Task material
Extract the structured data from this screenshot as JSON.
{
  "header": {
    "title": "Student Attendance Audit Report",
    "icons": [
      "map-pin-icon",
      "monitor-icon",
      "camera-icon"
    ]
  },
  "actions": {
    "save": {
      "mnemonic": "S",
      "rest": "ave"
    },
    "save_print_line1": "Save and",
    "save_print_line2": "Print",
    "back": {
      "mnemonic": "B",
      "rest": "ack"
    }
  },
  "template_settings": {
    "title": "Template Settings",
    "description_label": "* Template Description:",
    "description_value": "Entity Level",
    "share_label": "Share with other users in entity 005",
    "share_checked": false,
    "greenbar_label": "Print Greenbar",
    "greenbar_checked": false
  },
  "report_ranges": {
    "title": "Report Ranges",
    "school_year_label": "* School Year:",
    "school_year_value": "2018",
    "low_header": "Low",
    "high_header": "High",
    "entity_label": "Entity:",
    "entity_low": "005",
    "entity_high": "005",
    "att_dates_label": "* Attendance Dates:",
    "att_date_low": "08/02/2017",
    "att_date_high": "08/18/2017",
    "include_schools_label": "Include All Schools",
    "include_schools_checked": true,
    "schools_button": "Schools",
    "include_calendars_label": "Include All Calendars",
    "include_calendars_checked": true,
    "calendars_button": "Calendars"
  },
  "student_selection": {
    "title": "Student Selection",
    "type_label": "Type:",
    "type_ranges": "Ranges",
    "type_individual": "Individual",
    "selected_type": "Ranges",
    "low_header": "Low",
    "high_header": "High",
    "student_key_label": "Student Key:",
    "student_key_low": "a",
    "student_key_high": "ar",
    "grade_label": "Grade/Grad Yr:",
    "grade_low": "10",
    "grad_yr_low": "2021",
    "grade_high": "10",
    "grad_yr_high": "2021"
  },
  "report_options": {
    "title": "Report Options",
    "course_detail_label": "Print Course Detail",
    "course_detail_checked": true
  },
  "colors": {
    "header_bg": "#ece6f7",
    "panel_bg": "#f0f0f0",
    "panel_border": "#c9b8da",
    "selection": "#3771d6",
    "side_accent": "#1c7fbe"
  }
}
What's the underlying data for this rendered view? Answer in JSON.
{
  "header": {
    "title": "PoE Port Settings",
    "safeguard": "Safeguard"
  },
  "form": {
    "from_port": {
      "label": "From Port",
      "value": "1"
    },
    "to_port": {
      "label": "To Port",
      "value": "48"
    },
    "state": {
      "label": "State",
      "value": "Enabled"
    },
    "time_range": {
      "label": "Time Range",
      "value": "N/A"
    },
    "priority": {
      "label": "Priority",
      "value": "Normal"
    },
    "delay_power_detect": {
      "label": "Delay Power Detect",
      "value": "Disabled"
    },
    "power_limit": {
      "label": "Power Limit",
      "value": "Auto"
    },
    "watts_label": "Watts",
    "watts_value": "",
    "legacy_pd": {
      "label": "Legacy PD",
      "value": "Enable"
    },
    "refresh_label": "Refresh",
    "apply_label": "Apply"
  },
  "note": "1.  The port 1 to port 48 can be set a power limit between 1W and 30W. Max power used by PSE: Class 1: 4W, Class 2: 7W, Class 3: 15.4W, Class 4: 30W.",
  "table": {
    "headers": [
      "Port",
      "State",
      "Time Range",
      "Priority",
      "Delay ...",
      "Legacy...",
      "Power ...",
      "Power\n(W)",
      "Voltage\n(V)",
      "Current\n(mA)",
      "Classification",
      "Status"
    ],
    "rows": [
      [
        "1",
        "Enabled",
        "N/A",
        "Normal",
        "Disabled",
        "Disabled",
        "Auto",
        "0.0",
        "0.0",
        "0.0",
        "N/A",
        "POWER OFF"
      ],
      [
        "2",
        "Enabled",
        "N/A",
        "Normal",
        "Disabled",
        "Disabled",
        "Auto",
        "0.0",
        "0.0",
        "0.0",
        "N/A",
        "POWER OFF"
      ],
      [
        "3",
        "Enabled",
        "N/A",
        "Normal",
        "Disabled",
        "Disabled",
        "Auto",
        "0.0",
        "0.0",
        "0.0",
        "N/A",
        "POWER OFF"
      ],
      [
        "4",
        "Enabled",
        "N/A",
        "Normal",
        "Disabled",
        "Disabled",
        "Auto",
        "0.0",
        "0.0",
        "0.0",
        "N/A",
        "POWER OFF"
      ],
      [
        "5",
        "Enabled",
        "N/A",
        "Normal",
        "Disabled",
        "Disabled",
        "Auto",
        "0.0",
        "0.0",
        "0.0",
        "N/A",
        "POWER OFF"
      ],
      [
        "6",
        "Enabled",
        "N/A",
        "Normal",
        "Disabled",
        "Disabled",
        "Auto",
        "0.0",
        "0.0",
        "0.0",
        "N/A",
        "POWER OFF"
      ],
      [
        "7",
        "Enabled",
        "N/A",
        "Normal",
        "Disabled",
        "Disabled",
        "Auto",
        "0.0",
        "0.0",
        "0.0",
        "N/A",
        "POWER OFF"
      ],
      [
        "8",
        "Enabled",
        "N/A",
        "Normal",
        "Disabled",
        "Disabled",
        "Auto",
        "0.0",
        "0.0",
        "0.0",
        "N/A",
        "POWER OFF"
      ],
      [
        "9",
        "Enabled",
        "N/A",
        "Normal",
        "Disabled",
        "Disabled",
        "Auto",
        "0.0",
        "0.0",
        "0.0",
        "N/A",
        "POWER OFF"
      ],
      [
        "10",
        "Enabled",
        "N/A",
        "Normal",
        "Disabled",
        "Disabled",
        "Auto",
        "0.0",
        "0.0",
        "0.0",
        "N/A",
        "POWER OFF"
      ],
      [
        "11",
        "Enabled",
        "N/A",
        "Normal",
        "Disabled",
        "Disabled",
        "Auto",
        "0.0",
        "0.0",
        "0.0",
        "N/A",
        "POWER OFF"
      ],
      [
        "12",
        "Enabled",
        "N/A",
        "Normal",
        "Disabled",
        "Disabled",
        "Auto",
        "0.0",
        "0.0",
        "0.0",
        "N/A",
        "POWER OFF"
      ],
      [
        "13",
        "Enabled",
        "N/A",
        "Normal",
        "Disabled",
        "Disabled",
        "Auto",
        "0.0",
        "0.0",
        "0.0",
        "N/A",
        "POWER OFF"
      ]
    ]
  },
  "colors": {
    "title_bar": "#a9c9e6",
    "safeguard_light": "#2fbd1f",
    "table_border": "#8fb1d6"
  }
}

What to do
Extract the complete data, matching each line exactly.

Exercise solution
Extract the structured data from this screenshot as JSON.
{
  "header": {
    "title": "Student Attendance Audit Report",
    "icons": [
      "map-pin-icon",
      "monitor-icon",
      "camera-icon"
    ]
  },
  "actions": {
    "save": {
      "mnemonic": "S",
      "rest": "ave"
    },
    "save_print_line1": "Save and",
    "save_print_line2": "Print",
    "back": {
      "mnemonic": "B",
      "rest": "ack"
    }
  },
  "template_settings": {
    "title": "Template Settings",
    "description_label": "* Template Description:",
    "description_value": "Entity Level",
    "share_label": "Share with other users in entity 005",
    "share_checked": false,
    "greenbar_label": "Print Greenbar",
    "greenbar_checked": false
  },
  "report_ranges": {
    "title": "Report Ranges",
    "school_year_label": "* School Year:",
    "school_year_value": "2018",
    "low_header": "Low",
    "high_header": "High",
    "entity_label": "Entity:",
    "entity_low": "005",
    "entity_high": "005",
    "att_dates_label": "* Attendance Dates:",
    "att_date_low": "08/02/2017",
    "att_date_high": "08/18/2017",
    "include_schools_label": "Include All Schools",
    "include_schools_checked": true,
    "schools_button": "Schools",
    "include_calendars_label": "Include All Calendars",
    "include_calendars_checked": true,
    "calendars_button": "Calendars"
  },
  "student_selection": {
    "title": "Student Selection",
    "type_label": "Type:",
    "type_ranges": "Ranges",
    "type_individual": "Individual",
    "selected_type": "Ranges",
    "low_header": "Low",
    "high_header": "High",
    "student_key_label": "Student Key:",
    "student_key_low": "a",
    "student_key_high": "ar",
    "grade_label": "Grade/Grad Yr:",
    "grade_low": "10",
    "grad_yr_low": "2021",
    "grade_high": "10",
    "grad_yr_high": "2021"
  },
  "report_options": {
    "title": "Report Options",
    "course_detail_label": "Print Course Detail",
    "course_detail_checked": true
  },
  "colors": {
    "header_bg": "#ece6f7",
    "panel_bg": "#f0f0f0",
    "panel_border": "#c9b8da",
    "selection": "#3771d6",
    "side_accent": "#1c7fbe"
  }
}
What's the underlying data for this rendered view? Answer in JSON.
{
  "header": {
    "title": "PoE Port Settings",
    "safeguard": "Safeguard"
  },
  "form": {
    "from_port": {
      "label": "From Port",
      "value": "1"
    },
    "to_port": {
      "label": "To Port",
      "value": "48"
    },
    "state": {
      "label": "State",
      "value": "Enabled"
    },
    "time_range": {
      "label": "Time Range",
      "value": "N/A"
    },
    "priority": {
      "label": "Priority",
      "value": "Normal"
    },
    "delay_power_detect": {
      "label": "Delay Power Detect",
      "value": "Disabled"
    },
    "power_limit": {
      "label": "Power Limit",
      "value": "Auto"
    },
    "watts_label": "Watts",
    "watts_value": "",
    "legacy_pd": {
      "label": "Legacy PD",
      "value": "Enable"
    },
    "refresh_label": "Refresh",
    "apply_label": "Apply"
  },
  "note": "1.  The port 1 to port 48 can be set a power limit between 1W and 30W. Max power used by PSE: Class 1: 4W, Class 2: 7W, Class 3: 15.4W, Class 4: 30W.",
  "table": {
    "headers": [
      "Port",
      "State",
      "Time Range",
      "Priority",
      "Delay ...",
      "Legacy...",
      "Power ...",
      "Power\n(W)",
      "Voltage\n(V)",
      "Current\n(mA)",
      "Classification",
      "Status"
    ],
    "rows": [
      [
        "1",
        "Enabled",
        "N/A",
        "Normal",
        "Disabled",
        "Disabled",
        "Auto",
        "0.0",
        "0.0",
        "0.0",
        "N/A",
        "POWER OFF"
      ],
      [
        "2",
        "Enabled",
        "N/A",
        "Normal",
        "Disabled",
        "Disabled",
        "Auto",
        "0.0",
        "0.0",
        "0.0",
        "N/A",
        "POWER OFF"
      ],
      [
        "3",
        "Enabled",
        "N/A",
        "Normal",
        "Disabled",
        "Disabled",
        "Auto",
        "0.0",
        "0.0",
        "0.0",
        "N/A",
        "POWER OFF"
      ],
      [
        "4",
        "Enabled",
        "N/A",
        "Normal",
        "Disabled",
        "Disabled",
        "Auto",
        "0.0",
        "0.0",
        "0.0",
        "N/A",
        "POWER OFF"
      ],
      [
        "5",
        "Enabled",
        "N/A",
        "Normal",
        "Disabled",
        "Disabled",
        "Auto",
        "0.0",
        "0.0",
        "0.0",
        "N/A",
        "POWER OFF"
      ],
      [
        "6",
        "Enabled",
        "N/A",
        "Normal",
        "Disabled",
        "Disabled",
        "Auto",
        "0.0",
        "0.0",
        "0.0",
        "N/A",
        "POWER OFF"
      ],
      [
        "7",
        "Enabled",
        "N/A",
        "Normal",
        "Disabled",
        "Disabled",
        "Auto",
        "0.0",
        "0.0",
        "0.0",
        "N/A",
        "POWER OFF"
      ],
      [
        "8",
        "Enabled",
        "N/A",
        "Normal",
        "Disabled",
        "Disabled",
        "Auto",
        "0.0",
        "0.0",
        "0.0",
        "N/A",
        "POWER OFF"
      ],
      [
        "9",
        "Enabled",
        "N/A",
        "Normal",
        "Disabled",
        "Disabled",
        "Auto",
        "0.0",
        "0.0",
        "0.0",
        "N/A",
        "POWER OFF"
      ],
      [
        "10",
        "Enabled",
        "N/A",
        "Normal",
        "Disabled",
        "Disabled",
        "Auto",
        "0.0",
        "0.0",
        "0.0",
        "N/A",
        "POWER OFF"
      ],
      [
        "11",
        "Enabled",
        "N/A",
        "Normal",
        "Disabled",
        "Disabled",
        "Auto",
        "0.0",
        "0.0",
        "0.0",
        "N/A",
        "POWER OFF"
      ],
      [
        "12",
        "Enabled",
        "N/A",
        "Normal",
        "Disabled",
        "Disabled",
        "Auto",
        "0.0",
        "0.0",
        "0.0",
        "N/A",
        "POWER OFF"
      ],
      [
        "13",
        "Enabled",
        "N/A",
        "Normal",
        "Disabled",
        "Disabled",
        "Auto",
        "0.0",
        "0.0",
        "0.0",
        "N/A",
        "POWER OFF"
      ]
    ]
  },
  "colors": {
    "title_bar": "#a9c9e6",
    "safeguard_light": "#2fbd1f",
    "table_border": "#8fb1d6"
  }
}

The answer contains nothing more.